* **Assignment**
Across the records below, how many lines contain the string "스마일게이트"? Give the number by itself.

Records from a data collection
------------------------
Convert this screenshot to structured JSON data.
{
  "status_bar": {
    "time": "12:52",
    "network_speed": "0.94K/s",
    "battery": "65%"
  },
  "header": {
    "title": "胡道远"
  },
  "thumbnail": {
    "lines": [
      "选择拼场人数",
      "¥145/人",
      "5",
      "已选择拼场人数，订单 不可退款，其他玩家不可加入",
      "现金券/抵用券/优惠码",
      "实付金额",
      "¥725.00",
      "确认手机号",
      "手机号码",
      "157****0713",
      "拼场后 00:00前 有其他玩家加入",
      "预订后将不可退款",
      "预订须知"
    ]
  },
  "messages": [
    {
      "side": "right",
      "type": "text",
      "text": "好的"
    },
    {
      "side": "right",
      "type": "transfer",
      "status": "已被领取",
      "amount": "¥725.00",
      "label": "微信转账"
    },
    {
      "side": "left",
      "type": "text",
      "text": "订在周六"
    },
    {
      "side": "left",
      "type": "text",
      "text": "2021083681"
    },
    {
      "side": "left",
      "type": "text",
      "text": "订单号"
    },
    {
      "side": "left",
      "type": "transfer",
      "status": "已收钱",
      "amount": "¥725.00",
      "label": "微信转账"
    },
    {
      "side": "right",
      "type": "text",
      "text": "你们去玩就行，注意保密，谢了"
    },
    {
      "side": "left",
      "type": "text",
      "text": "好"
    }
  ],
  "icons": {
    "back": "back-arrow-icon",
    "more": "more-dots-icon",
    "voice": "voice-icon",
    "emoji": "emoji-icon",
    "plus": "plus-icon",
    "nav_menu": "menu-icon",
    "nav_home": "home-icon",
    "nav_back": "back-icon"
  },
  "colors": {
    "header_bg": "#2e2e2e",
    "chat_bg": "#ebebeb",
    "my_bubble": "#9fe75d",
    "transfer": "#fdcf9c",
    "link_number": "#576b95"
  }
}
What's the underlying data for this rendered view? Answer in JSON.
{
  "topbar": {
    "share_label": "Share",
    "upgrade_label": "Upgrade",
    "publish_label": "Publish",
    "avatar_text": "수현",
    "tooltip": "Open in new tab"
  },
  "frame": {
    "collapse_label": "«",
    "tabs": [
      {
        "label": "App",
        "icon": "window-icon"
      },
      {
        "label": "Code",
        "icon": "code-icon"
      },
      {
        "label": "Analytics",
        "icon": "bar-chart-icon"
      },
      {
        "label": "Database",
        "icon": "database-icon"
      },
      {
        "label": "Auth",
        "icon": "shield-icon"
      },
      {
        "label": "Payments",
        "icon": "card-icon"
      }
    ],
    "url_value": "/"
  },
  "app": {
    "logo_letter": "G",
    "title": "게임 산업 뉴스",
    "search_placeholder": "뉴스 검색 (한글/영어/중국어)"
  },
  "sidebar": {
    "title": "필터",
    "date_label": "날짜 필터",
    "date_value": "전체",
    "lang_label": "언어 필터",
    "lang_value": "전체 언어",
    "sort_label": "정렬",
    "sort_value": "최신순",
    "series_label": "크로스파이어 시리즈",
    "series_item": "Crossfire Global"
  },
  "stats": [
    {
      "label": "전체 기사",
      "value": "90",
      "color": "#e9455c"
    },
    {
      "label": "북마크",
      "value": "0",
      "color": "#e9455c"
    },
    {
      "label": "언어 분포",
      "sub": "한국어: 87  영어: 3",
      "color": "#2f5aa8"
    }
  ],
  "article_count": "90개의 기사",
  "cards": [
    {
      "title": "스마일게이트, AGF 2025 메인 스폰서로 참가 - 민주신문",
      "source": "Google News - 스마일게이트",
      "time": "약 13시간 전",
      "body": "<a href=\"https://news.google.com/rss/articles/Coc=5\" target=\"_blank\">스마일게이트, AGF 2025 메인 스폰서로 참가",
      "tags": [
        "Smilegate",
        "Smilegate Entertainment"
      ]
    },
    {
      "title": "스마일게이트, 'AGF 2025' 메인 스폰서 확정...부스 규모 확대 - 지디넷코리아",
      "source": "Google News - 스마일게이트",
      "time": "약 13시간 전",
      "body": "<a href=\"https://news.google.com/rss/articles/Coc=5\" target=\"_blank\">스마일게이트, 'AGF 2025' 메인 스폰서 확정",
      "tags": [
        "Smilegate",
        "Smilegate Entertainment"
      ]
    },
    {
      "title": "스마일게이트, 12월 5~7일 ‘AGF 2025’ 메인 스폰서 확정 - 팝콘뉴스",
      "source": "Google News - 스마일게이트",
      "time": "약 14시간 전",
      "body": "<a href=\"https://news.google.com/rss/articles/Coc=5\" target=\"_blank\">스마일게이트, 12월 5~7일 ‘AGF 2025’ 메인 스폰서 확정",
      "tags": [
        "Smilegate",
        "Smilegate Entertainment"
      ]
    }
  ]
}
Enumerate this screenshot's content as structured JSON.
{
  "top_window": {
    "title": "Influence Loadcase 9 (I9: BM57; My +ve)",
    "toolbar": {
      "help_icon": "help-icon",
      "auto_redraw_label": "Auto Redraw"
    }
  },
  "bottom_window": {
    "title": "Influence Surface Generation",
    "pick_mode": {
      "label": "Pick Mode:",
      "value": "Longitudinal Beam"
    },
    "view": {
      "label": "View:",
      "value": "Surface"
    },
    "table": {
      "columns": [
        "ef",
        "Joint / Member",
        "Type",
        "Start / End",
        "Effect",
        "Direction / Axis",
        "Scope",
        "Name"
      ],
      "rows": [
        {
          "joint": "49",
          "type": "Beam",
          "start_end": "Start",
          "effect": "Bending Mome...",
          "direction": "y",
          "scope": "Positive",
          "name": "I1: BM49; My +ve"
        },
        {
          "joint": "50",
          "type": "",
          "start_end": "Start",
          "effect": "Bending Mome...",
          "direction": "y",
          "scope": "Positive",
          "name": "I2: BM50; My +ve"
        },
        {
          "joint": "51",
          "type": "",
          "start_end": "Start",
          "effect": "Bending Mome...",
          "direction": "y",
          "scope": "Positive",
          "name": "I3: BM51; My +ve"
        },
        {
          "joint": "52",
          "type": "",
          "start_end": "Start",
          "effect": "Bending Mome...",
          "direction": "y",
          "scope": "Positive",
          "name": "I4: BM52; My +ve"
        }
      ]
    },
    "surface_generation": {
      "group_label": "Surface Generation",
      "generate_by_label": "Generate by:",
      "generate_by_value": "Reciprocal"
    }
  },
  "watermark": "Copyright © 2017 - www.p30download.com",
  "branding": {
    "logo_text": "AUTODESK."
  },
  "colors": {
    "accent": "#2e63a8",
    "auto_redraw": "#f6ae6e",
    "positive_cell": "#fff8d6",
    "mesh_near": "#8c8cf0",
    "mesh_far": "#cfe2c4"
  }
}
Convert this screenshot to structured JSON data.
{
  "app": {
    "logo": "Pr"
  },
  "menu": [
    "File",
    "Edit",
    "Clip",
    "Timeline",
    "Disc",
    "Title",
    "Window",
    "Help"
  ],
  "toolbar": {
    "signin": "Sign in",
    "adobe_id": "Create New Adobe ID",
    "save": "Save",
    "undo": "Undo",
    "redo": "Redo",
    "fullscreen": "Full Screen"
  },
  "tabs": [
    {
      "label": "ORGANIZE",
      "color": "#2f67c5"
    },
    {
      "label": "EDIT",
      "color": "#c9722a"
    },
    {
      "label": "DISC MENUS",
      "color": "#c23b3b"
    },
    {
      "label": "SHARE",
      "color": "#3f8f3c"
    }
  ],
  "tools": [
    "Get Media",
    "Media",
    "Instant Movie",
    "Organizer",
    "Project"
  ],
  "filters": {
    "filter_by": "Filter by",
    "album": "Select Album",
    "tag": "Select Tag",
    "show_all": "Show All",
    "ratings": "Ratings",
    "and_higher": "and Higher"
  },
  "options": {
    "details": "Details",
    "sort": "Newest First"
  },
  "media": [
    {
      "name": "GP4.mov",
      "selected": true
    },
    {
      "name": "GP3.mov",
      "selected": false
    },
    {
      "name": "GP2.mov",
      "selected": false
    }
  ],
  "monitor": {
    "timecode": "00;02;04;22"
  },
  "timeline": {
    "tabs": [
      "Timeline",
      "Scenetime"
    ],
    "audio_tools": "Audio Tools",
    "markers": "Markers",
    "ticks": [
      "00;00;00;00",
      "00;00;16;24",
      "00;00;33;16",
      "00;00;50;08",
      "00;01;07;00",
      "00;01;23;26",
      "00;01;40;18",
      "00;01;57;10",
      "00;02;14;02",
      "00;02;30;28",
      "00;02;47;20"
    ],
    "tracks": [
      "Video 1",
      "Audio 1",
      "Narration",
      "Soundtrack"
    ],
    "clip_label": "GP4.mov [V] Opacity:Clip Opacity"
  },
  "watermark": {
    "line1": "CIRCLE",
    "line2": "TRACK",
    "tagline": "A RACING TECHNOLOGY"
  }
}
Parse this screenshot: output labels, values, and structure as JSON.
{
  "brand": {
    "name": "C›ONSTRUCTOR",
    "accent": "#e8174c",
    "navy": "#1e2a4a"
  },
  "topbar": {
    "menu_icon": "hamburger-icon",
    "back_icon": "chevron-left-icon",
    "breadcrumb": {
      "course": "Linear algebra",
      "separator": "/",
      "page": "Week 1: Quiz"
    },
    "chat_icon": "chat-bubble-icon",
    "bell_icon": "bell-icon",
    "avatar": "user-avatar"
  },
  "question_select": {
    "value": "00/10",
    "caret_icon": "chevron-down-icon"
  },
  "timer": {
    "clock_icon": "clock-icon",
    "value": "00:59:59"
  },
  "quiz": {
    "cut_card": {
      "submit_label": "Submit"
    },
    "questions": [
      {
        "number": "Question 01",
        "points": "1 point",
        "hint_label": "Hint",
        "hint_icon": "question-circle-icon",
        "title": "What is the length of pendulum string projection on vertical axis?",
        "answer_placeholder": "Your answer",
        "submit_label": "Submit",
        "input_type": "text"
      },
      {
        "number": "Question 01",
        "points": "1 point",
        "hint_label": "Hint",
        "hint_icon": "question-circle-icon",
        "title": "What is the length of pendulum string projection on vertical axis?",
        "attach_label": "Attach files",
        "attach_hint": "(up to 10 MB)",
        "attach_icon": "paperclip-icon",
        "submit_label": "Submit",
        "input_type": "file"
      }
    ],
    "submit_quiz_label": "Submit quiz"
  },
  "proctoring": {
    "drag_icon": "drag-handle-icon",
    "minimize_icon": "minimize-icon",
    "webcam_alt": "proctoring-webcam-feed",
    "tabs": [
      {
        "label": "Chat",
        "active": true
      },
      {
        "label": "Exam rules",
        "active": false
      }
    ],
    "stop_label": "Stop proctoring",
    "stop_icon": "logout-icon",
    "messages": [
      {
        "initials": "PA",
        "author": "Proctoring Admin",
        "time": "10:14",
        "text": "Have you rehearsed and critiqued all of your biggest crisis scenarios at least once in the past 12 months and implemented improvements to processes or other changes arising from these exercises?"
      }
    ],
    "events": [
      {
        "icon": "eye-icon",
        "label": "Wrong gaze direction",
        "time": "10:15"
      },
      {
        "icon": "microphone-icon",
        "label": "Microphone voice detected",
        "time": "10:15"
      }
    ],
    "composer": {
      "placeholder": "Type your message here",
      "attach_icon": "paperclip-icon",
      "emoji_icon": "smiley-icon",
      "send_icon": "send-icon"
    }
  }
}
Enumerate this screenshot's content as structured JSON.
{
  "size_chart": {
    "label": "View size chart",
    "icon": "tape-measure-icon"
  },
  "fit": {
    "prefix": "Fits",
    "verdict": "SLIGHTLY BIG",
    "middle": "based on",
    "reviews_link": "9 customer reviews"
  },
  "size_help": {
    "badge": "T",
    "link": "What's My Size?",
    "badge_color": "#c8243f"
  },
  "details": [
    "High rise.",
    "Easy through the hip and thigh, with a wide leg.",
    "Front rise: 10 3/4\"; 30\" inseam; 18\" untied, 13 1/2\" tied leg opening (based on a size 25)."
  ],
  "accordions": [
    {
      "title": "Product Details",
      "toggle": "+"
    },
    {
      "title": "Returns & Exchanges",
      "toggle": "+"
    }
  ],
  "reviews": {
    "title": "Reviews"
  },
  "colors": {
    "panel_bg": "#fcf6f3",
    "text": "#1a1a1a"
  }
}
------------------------
* **Exercise solution**
9